(Page and application data records)
+---+

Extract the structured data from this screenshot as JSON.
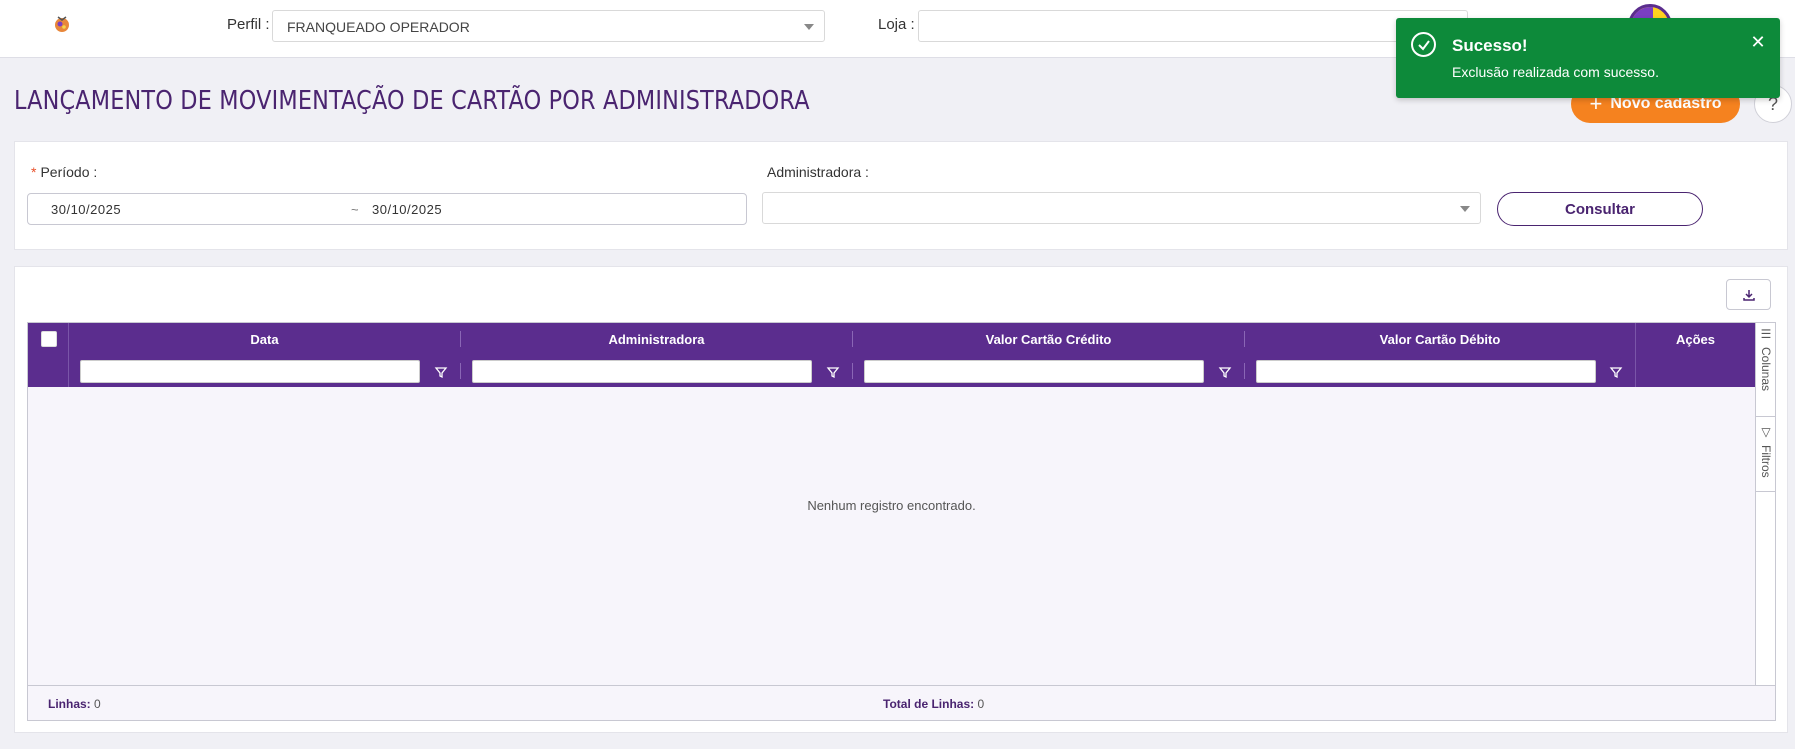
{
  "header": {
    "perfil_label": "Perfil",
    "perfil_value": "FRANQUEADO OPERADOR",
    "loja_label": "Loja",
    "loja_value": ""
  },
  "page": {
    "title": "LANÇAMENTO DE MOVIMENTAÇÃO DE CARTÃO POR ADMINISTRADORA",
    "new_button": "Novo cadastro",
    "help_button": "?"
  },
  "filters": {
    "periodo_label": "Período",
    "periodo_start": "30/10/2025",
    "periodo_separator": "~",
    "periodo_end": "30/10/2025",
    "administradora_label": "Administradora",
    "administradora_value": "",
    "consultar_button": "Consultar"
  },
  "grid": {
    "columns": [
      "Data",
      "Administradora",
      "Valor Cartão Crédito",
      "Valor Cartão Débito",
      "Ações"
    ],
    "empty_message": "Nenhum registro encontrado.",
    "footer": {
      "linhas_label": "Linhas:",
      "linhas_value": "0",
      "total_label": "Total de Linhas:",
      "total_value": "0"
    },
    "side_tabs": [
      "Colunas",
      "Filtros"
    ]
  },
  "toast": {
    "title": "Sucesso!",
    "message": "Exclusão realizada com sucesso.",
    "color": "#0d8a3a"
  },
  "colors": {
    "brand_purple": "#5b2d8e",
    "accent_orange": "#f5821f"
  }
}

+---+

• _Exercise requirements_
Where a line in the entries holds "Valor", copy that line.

• _Response area_
      "Valor Cartão Crédito",
      "Valor Cartão Débito",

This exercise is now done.